How I picked this trip
Costa Rica has been on the short list of places I wanted to go. Here's why I decided to go now:
--Somewhere exotic, but safe.
--Somewhere not Mexico, but similar.
--No shared bathrooms.
--Enough different to cause some cultural discomfort.
--Enough variety to cause us to think and learn.
--Fun things to do, especially of interest to my 14 year old grandson
--Someone else to do the driving
When I went to Italy, the tour guide made an offhand comment about how some countries are harder to travel in. Neophyte travelers, he thought, should start out with an "easy" country, like England, where the language and cultural are most like mine.
Costa Rica is on the "easy" end of that scale. Most locals speak some English, you don't have a lot of contact with non-tourist related locals, getting around was easy, whether walking or public transportation. The food was good. Some water was drinkable--at least I had no problems.

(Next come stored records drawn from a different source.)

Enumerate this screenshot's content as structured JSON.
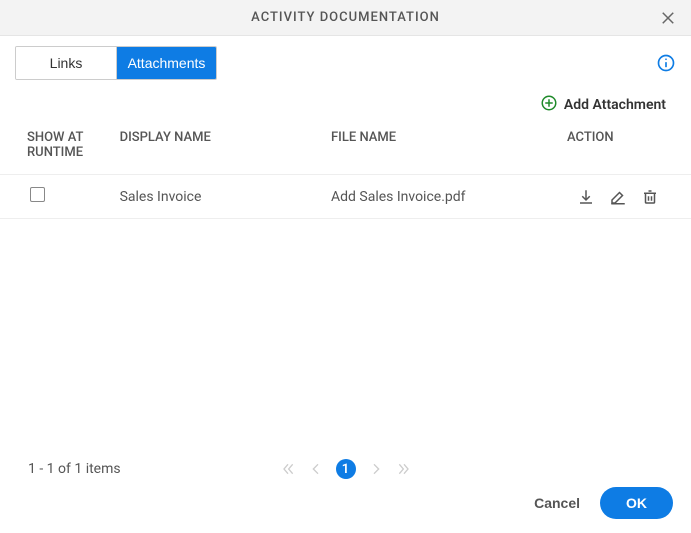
{
  "header": {
    "title": "ACTIVITY DOCUMENTATION"
  },
  "tabs": {
    "items": [
      {
        "label": "Links",
        "active": false
      },
      {
        "label": "Attachments",
        "active": true
      }
    ]
  },
  "toolbar": {
    "add_attachment": "Add Attachment"
  },
  "table": {
    "columns": {
      "show_at_runtime_line1": "SHOW AT",
      "show_at_runtime_line2": "RUNTIME",
      "display_name": "DISPLAY NAME",
      "file_name": "FILE NAME",
      "action": "ACTION"
    },
    "rows": [
      {
        "show_at_runtime": false,
        "display_name": "Sales Invoice",
        "file_name": "Add Sales Invoice.pdf"
      }
    ]
  },
  "pagination": {
    "info": "1 - 1 of 1 items",
    "current_page": "1"
  },
  "footer": {
    "cancel": "Cancel",
    "ok": "OK"
  },
  "colors": {
    "primary": "#0e7ce4",
    "text_muted": "#555",
    "success": "#1f8a2a"
  }
}
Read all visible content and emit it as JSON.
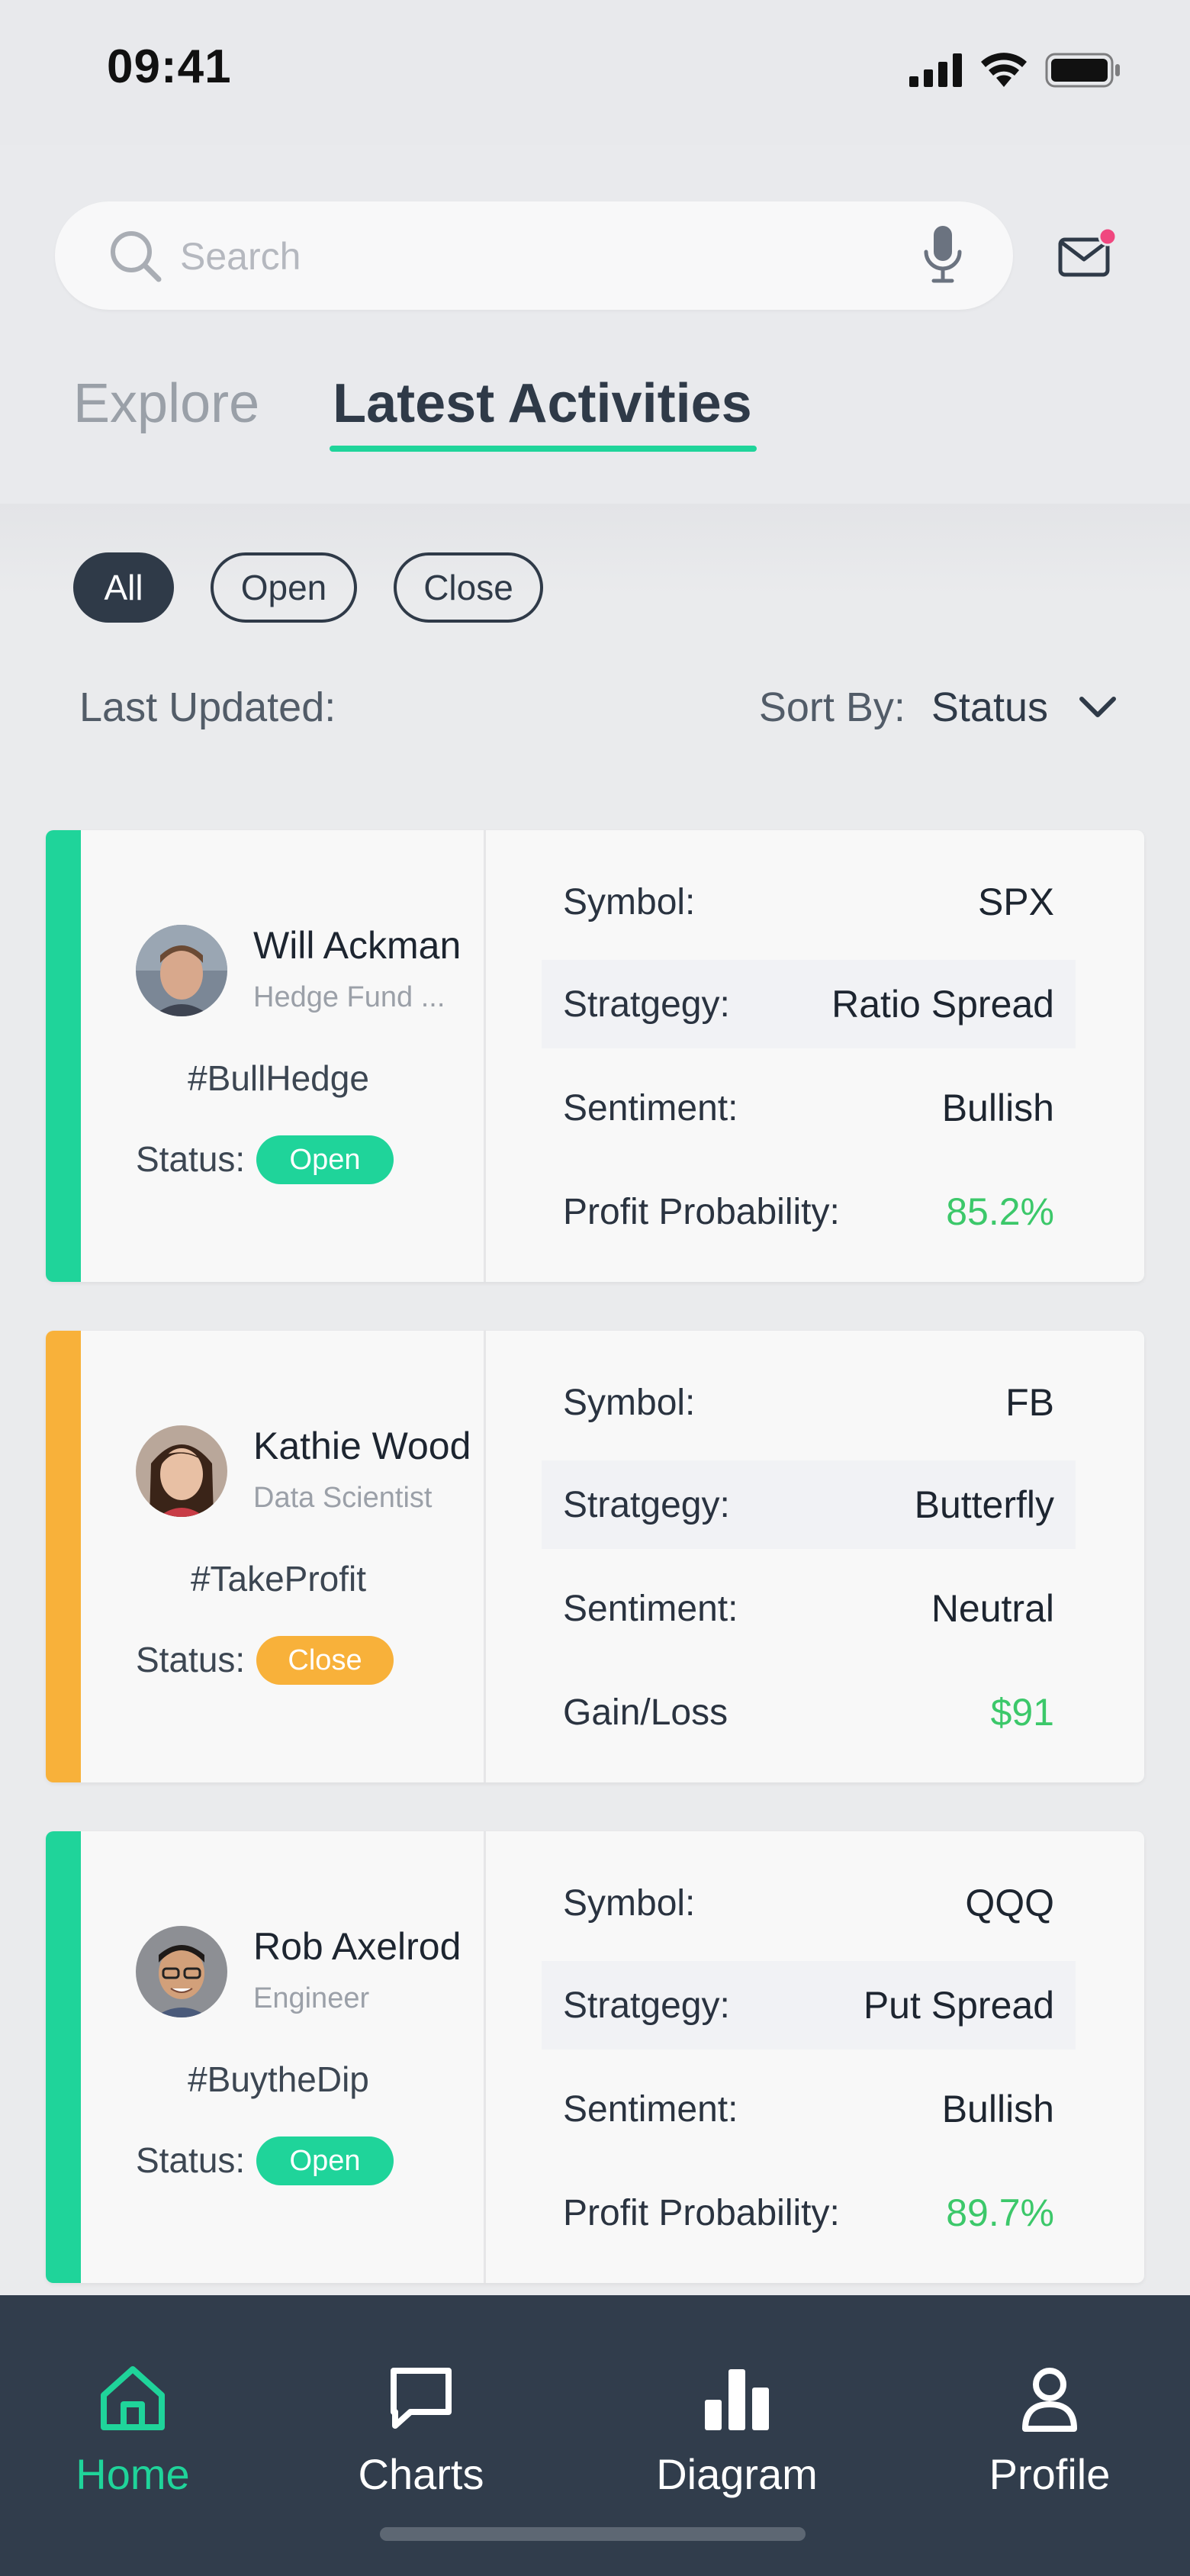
{
  "status_bar": {
    "time": "09:41"
  },
  "search": {
    "placeholder": "Search"
  },
  "tabs": [
    {
      "label": "Explore",
      "active": false
    },
    {
      "label": "Latest Activities",
      "active": true
    }
  ],
  "filters": [
    {
      "label": "All",
      "active": true
    },
    {
      "label": "Open",
      "active": false
    },
    {
      "label": "Close",
      "active": false
    }
  ],
  "meta": {
    "last_updated_label": "Last Updated:",
    "sort_label": "Sort By:",
    "sort_value": "Status"
  },
  "cards": [
    {
      "name": "Will Ackman",
      "role": "Hedge Fund ...",
      "tag": "#BullHedge",
      "status_label": "Status:",
      "status": "Open",
      "accent": "#1fd49a",
      "details": [
        {
          "label": "Symbol:",
          "value": "SPX"
        },
        {
          "label": "Stratgegy:",
          "value": "Ratio Spread"
        },
        {
          "label": "Sentiment:",
          "value": "Bullish"
        },
        {
          "label": "Profit Probability:",
          "value": "85.2%"
        }
      ]
    },
    {
      "name": "Kathie Wood",
      "role": "Data Scientist",
      "tag": "#TakeProfit",
      "status_label": "Status:",
      "status": "Close",
      "accent": "#f8b13a",
      "details": [
        {
          "label": "Symbol:",
          "value": "FB"
        },
        {
          "label": "Stratgegy:",
          "value": "Butterfly"
        },
        {
          "label": "Sentiment:",
          "value": "Neutral"
        },
        {
          "label": "Gain/Loss",
          "value": "$91"
        }
      ]
    },
    {
      "name": "Rob Axelrod",
      "role": "Engineer",
      "tag": "#BuytheDip",
      "status_label": "Status:",
      "status": "Open",
      "accent": "#1fd49a",
      "details": [
        {
          "label": "Symbol:",
          "value": "QQQ"
        },
        {
          "label": "Stratgegy:",
          "value": "Put Spread"
        },
        {
          "label": "Sentiment:",
          "value": "Bullish"
        },
        {
          "label": "Profit Probability:",
          "value": "89.7%"
        }
      ]
    }
  ],
  "nav": [
    {
      "label": "Home",
      "icon": "home-icon",
      "active": true
    },
    {
      "label": "Charts",
      "icon": "chat-icon",
      "active": false
    },
    {
      "label": "Diagram",
      "icon": "bar-chart-icon",
      "active": false
    },
    {
      "label": "Profile",
      "icon": "user-icon",
      "active": false
    }
  ],
  "colors": {
    "accent": "#1fd49a",
    "warning": "#f8b13a",
    "dark": "#313d4c",
    "positive": "#3cc86a",
    "notification": "#f0477f"
  }
}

For travel recommendations, i.e. restaurants, guides, activities, I downloaded Fodor's Essential Costa Rica, 2019. It was great to have an on-line guide; you know how heavy these travel books can be.
James Kaiser's Costa Rica was a good resource. Useful information about the culture of the Ticos and a good short history of the country. Don't slam car doors.

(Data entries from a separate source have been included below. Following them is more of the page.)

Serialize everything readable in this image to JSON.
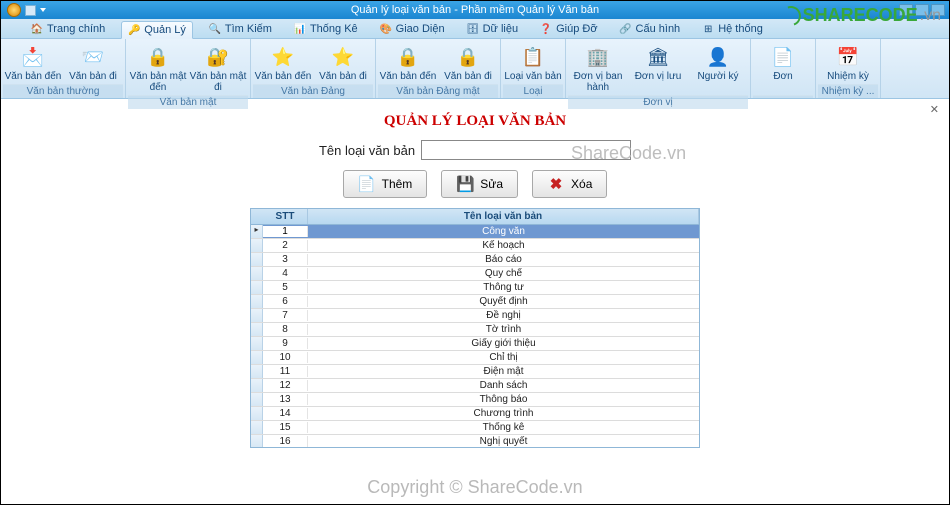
{
  "window": {
    "title": "Quản lý loại văn bản - Phần mềm Quản lý Văn bản"
  },
  "tabs": [
    {
      "label": "Trang chính",
      "icon": "🏠"
    },
    {
      "label": "Quản Lý",
      "icon": "🔑"
    },
    {
      "label": "Tìm Kiếm",
      "icon": "🔍"
    },
    {
      "label": "Thống Kê",
      "icon": "📊"
    },
    {
      "label": "Giao Diện",
      "icon": "🎨"
    },
    {
      "label": "Dữ liệu",
      "icon": "🗄"
    },
    {
      "label": "Giúp Đỡ",
      "icon": "❓"
    },
    {
      "label": "Cấu hình",
      "icon": "🔗"
    },
    {
      "label": "Hệ thống",
      "icon": "⊞"
    }
  ],
  "ribbon": {
    "groups": [
      {
        "label": "Văn bản thường",
        "buttons": [
          {
            "label": "Văn bản đến",
            "icon": "📩"
          },
          {
            "label": "Văn bản đi",
            "icon": "📨"
          }
        ]
      },
      {
        "label": "Văn bản mật",
        "buttons": [
          {
            "label": "Văn bản mật đến",
            "icon": "🔒"
          },
          {
            "label": "Văn bản mật đi",
            "icon": "🔐"
          }
        ]
      },
      {
        "label": "Văn bản Đảng",
        "buttons": [
          {
            "label": "Văn bản đến",
            "icon": "⭐"
          },
          {
            "label": "Văn bản đi",
            "icon": "⭐"
          }
        ]
      },
      {
        "label": "Văn bản Đảng mật",
        "buttons": [
          {
            "label": "Văn bản đến",
            "icon": "🔒"
          },
          {
            "label": "Văn bản đi",
            "icon": "🔒"
          }
        ]
      },
      {
        "label": "Loại",
        "buttons": [
          {
            "label": "Loại văn bản",
            "icon": "📋"
          }
        ]
      },
      {
        "label": "Đơn vị",
        "buttons": [
          {
            "label": "Đơn vị ban hành",
            "icon": "🏢"
          },
          {
            "label": "Đơn vị lưu",
            "icon": "🏛"
          },
          {
            "label": "Người ký",
            "icon": "👤"
          }
        ]
      },
      {
        "label": "",
        "buttons": [
          {
            "label": "Đơn",
            "icon": "📄"
          }
        ]
      },
      {
        "label": "Nhiệm kỳ ...",
        "buttons": [
          {
            "label": "Nhiệm kỳ",
            "icon": "📅"
          }
        ]
      }
    ]
  },
  "page": {
    "heading": "QUẢN LÝ LOẠI VĂN BẢN",
    "field_label": "Tên loại văn bản",
    "field_value": "",
    "btn_add": "Thêm",
    "btn_edit": "Sửa",
    "btn_delete": "Xóa"
  },
  "grid": {
    "col_stt": "STT",
    "col_name": "Tên loại văn bản",
    "rows": [
      {
        "stt": 1,
        "name": "Công văn",
        "selected": true
      },
      {
        "stt": 2,
        "name": "Kế hoạch"
      },
      {
        "stt": 3,
        "name": "Báo cáo"
      },
      {
        "stt": 4,
        "name": "Quy chế"
      },
      {
        "stt": 5,
        "name": "Thông tư"
      },
      {
        "stt": 6,
        "name": "Quyết định"
      },
      {
        "stt": 7,
        "name": "Đề nghị"
      },
      {
        "stt": 8,
        "name": "Tờ trình"
      },
      {
        "stt": 9,
        "name": "Giấy giới thiệu"
      },
      {
        "stt": 10,
        "name": "Chỉ thị"
      },
      {
        "stt": 11,
        "name": "Điện mật"
      },
      {
        "stt": 12,
        "name": "Danh sách"
      },
      {
        "stt": 13,
        "name": "Thông báo"
      },
      {
        "stt": 14,
        "name": "Chương trình"
      },
      {
        "stt": 15,
        "name": "Thống kê"
      },
      {
        "stt": 16,
        "name": "Nghị quyết"
      }
    ]
  },
  "watermark": {
    "brand": "SHARECODE",
    "brand_suffix": ".vn",
    "mid": "ShareCode.vn",
    "bottom": "Copyright © ShareCode.vn"
  }
}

I admit I finally read, Happier than a Billionaire by Nadine Pisani, a New Yorker who gave up a career and moved to Costa Rica. Sometimes funny and interesting if you want to know more about the whole ex-pat interest in Costa Rica.
Amazon.prime has quite a few travel/info videos about Costa Rica. Check it out.
Check LIst of Things to Do/Take
You need your passport. If, like me you're traveling from the US, you don't need a visa. You don't need to carry your passport around with you in-country. Other than customs and the airport, I never needed to have it on me..
I took 2 spray bottles of 40% deet (got it from Amazon). I expected to defeat clouds of hostile mosquitoes. Even the mosquitoes are busy shouting Pura Vida! I also wore long pants--usually jeans--and long sleeve shirts most of the time. I think this did more to keep me unbitten than the deet.
I got my flu shot (I was behind). I had a Hepatitis A vaccine (wasn't covered by insurance so cost almost $100). My doctor recommended the Typhoid series--it's 4 pills taken a couple of weeks before the trip. It was expensive too. Finally, I had a prescription for a cipro type antibiotic in case of diarrhea. The doc said to try pepto-bismo first if I had symptoms.
I ordered colones from the bank about a month before the trip. I like to have some local money on hand when I get in-country. Several reasons--the airport is the worst place to change dollars; it gives me a chance to become familiar with the money. It turned out US dollars worked everywhere and were preferred.
I'd read to take a bunch of low denominations (ones and fives) for tips, souvenirs, etc. I did, It worked great, though it's awkward to have a stack of 50 ones. It looks like a lot more than it is.
I took binoculars, but never used them --I did use the telephoto lens on my camera a lot, and it worked pretty well.
I took my iPad, which I used to download all of my day's photos, and then upload them to Amazon Prime. It worked but the internet was slow, and often stopped without constant supervision. But it got done.
I thought about taking a flashlight, but worried about the batteries, and then left it home. I was glad. I figured I had my phone in case I needed extra light.
Also used my phone for an alarm clock, which I needed every single morning.
Purchased a 30 day international phone plan. Cost a surprising $60. Did a lot of Marco Polo, but all the emergencies were saved til I got home.